Top of SOURCE MATERIAL

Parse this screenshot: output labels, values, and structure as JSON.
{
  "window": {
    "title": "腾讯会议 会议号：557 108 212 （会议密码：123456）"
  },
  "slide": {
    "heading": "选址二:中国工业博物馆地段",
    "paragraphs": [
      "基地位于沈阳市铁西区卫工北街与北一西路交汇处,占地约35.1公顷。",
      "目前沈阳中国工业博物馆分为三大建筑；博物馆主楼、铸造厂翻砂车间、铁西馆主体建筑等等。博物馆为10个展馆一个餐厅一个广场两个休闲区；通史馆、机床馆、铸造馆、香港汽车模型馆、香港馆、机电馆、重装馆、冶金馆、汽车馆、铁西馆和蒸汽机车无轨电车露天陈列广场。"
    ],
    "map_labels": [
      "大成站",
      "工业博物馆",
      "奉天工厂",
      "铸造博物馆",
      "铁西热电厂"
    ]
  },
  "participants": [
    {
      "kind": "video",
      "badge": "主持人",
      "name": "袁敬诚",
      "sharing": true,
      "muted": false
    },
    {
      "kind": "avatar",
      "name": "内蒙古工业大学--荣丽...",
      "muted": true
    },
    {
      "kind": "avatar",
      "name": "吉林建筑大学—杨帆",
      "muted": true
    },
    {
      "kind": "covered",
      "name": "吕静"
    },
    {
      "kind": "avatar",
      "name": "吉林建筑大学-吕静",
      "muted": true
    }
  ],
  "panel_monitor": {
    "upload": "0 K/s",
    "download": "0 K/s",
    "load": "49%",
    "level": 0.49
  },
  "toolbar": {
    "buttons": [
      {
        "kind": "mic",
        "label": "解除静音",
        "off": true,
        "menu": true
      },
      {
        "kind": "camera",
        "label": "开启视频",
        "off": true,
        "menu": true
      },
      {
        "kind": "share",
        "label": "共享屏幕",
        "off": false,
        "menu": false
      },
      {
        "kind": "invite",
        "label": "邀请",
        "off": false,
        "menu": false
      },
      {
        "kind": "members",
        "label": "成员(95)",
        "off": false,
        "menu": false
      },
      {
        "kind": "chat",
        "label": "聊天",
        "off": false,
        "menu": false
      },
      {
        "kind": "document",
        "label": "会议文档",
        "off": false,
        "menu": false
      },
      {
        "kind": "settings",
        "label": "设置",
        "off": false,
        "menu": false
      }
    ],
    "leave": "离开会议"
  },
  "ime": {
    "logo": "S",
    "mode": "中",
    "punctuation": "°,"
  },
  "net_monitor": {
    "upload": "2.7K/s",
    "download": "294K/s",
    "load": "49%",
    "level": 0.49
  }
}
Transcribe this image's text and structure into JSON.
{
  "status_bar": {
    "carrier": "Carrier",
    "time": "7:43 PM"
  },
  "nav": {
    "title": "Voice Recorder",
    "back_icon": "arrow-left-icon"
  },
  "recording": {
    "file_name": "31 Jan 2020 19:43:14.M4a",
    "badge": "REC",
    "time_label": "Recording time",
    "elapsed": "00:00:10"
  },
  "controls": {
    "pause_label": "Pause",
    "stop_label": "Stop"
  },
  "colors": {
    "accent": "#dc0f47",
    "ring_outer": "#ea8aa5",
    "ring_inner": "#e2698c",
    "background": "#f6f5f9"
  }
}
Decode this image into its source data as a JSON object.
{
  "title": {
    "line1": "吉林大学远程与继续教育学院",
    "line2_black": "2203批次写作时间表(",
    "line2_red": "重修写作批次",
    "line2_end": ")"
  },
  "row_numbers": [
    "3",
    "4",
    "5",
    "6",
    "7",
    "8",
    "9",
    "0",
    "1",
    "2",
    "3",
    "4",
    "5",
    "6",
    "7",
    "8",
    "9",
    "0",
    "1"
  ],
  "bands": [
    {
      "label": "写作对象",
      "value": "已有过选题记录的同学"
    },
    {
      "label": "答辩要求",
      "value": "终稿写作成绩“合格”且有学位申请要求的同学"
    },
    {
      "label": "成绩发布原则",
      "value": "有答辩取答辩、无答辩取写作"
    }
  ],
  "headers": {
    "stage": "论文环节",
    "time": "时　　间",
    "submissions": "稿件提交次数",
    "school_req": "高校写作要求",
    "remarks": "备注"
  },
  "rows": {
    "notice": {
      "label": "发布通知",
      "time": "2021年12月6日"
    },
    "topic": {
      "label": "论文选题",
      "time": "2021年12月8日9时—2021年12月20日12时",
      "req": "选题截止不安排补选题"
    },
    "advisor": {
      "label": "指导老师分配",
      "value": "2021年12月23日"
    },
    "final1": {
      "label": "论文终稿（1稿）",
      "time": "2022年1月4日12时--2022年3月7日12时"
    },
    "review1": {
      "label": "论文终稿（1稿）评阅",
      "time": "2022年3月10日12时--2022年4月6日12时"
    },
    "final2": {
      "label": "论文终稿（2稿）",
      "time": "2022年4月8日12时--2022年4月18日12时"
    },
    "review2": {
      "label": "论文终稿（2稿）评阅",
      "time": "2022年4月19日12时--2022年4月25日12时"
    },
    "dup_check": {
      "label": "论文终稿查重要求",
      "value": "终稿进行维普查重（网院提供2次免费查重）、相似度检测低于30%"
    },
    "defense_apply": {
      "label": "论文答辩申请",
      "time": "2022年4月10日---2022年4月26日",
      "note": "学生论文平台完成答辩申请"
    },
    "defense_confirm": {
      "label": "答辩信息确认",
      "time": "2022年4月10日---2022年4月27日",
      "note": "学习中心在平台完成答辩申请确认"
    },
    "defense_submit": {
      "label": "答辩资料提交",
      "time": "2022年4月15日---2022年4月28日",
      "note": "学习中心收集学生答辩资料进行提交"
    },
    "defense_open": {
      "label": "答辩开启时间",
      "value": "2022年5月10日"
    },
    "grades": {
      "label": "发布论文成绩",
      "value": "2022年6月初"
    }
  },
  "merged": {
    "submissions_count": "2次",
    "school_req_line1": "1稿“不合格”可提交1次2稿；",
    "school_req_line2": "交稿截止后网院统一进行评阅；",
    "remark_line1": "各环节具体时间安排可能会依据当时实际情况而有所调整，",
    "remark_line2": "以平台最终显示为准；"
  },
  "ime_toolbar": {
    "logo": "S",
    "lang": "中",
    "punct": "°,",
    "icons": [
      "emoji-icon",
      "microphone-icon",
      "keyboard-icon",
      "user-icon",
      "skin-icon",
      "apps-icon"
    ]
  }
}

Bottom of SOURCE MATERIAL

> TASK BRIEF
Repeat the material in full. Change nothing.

> EXERCISE SOLUTION
Parse this screenshot: output labels, values, and structure as JSON.
{
  "window": {
    "title": "腾讯会议 会议号：557 108 212 （会议密码：123456）"
  },
  "slide": {
    "heading": "选址二:中国工业博物馆地段",
    "paragraphs": [
      "基地位于沈阳市铁西区卫工北街与北一西路交汇处,占地约35.1公顷。",
      "目前沈阳中国工业博物馆分为三大建筑；博物馆主楼、铸造厂翻砂车间、铁西馆主体建筑等等。博物馆为10个展馆一个餐厅一个广场两个休闲区；通史馆、机床馆、铸造馆、香港汽车模型馆、香港馆、机电馆、重装馆、冶金馆、汽车馆、铁西馆和蒸汽机车无轨电车露天陈列广场。"
    ],
    "map_labels": [
      "大成站",
      "工业博物馆",
      "奉天工厂",
      "铸造博物馆",
      "铁西热电厂"
    ]
  },
  "participants": [
    {
      "kind": "video",
      "badge": "主持人",
      "name": "袁敬诚",
      "sharing": true,
      "muted": false
    },
    {
      "kind": "avatar",
      "name": "内蒙古工业大学--荣丽...",
      "muted": true
    },
    {
      "kind": "avatar",
      "name": "吉林建筑大学—杨帆",
      "muted": true
    },
    {
      "kind": "covered",
      "name": "吕静"
    },
    {
      "kind": "avatar",
      "name": "吉林建筑大学-吕静",
      "muted": true
    }
  ],
  "panel_monitor": {
    "upload": "0 K/s",
    "download": "0 K/s",
    "load": "49%",
    "level": 0.49
  },
  "toolbar": {
    "buttons": [
      {
        "kind": "mic",
        "label": "解除静音",
        "off": true,
        "menu": true
      },
      {
        "kind": "camera",
        "label": "开启视频",
        "off": true,
        "menu": true
      },
      {
        "kind": "share",
        "label": "共享屏幕",
        "off": false,
        "menu": false
      },
      {
        "kind": "invite",
        "label": "邀请",
        "off": false,
        "menu": false
      },
      {
        "kind": "members",
        "label": "成员(95)",
        "off": false,
        "menu": false
      },
      {
        "kind": "chat",
        "label": "聊天",
        "off": false,
        "menu": false
      },
      {
        "kind": "document",
        "label": "会议文档",
        "off": false,
        "menu": false
      },
      {
        "kind": "settings",
        "label": "设置",
        "off": false,
        "menu": false
      }
    ],
    "leave": "离开会议"
  },
  "ime": {
    "logo": "S",
    "mode": "中",
    "punctuation": "°,"
  },
  "net_monitor": {
    "upload": "2.7K/s",
    "download": "294K/s",
    "load": "49%",
    "level": 0.49
  }
}
Transcribe this image's text and structure into JSON.
{
  "status_bar": {
    "carrier": "Carrier",
    "time": "7:43 PM"
  },
  "nav": {
    "title": "Voice Recorder",
    "back_icon": "arrow-left-icon"
  },
  "recording": {
    "file_name": "31 Jan 2020 19:43:14.M4a",
    "badge": "REC",
    "time_label": "Recording time",
    "elapsed": "00:00:10"
  },
  "controls": {
    "pause_label": "Pause",
    "stop_label": "Stop"
  },
  "colors": {
    "accent": "#dc0f47",
    "ring_outer": "#ea8aa5",
    "ring_inner": "#e2698c",
    "background": "#f6f5f9"
  }
}
Decode this image into its source data as a JSON object.
{
  "title": {
    "line1": "吉林大学远程与继续教育学院",
    "line2_black": "2203批次写作时间表(",
    "line2_red": "重修写作批次",
    "line2_end": ")"
  },
  "row_numbers": [
    "3",
    "4",
    "5",
    "6",
    "7",
    "8",
    "9",
    "0",
    "1",
    "2",
    "3",
    "4",
    "5",
    "6",
    "7",
    "8",
    "9",
    "0",
    "1"
  ],
  "bands": [
    {
      "label": "写作对象",
      "value": "已有过选题记录的同学"
    },
    {
      "label": "答辩要求",
      "value": "终稿写作成绩“合格”且有学位申请要求的同学"
    },
    {
      "label": "成绩发布原则",
      "value": "有答辩取答辩、无答辩取写作"
    }
  ],
  "headers": {
    "stage": "论文环节",
    "time": "时　　间",
    "submissions": "稿件提交次数",
    "school_req": "高校写作要求",
    "remarks": "备注"
  },
  "rows": {
    "notice": {
      "label": "发布通知",
      "time": "2021年12月6日"
    },
    "topic": {
      "label": "论文选题",
      "time": "2021年12月8日9时—2021年12月20日12时",
      "req": "选题截止不安排补选题"
    },
    "advisor": {
      "label": "指导老师分配",
      "value": "2021年12月23日"
    },
    "final1": {
      "label": "论文终稿（1稿）",
      "time": "2022年1月4日12时--2022年3月7日12时"
    },
    "review1": {
      "label": "论文终稿（1稿）评阅",
      "time": "2022年3月10日12时--2022年4月6日12时"
    },
    "final2": {
      "label": "论文终稿（2稿）",
      "time": "2022年4月8日12时--2022年4月18日12时"
    },
    "review2": {
      "label": "论文终稿（2稿）评阅",
      "time": "2022年4月19日12时--2022年4月25日12时"
    },
    "dup_check": {
      "label": "论文终稿查重要求",
      "value": "终稿进行维普查重（网院提供2次免费查重）、相似度检测低于30%"
    },
    "defense_apply": {
      "label": "论文答辩申请",
      "time": "2022年4月10日---2022年4月26日",
      "note": "学生论文平台完成答辩申请"
    },
    "defense_confirm": {
      "label": "答辩信息确认",
      "time": "2022年4月10日---2022年4月27日",
      "note": "学习中心在平台完成答辩申请确认"
    },
    "defense_submit": {
      "label": "答辩资料提交",
      "time": "2022年4月15日---2022年4月28日",
      "note": "学习中心收集学生答辩资料进行提交"
    },
    "defense_open": {
      "label": "答辩开启时间",
      "value": "2022年5月10日"
    },
    "grades": {
      "label": "发布论文成绩",
      "value": "2022年6月初"
    }
  },
  "merged": {
    "submissions_count": "2次",
    "school_req_line1": "1稿“不合格”可提交1次2稿；",
    "school_req_line2": "交稿截止后网院统一进行评阅；",
    "remark_line1": "各环节具体时间安排可能会依据当时实际情况而有所调整，",
    "remark_line2": "以平台最终显示为准；"
  },
  "ime_toolbar": {
    "logo": "S",
    "lang": "中",
    "punct": "°,",
    "icons": [
      "emoji-icon",
      "microphone-icon",
      "keyboard-icon",
      "user-icon",
      "skin-icon",
      "apps-icon"
    ]
  }
}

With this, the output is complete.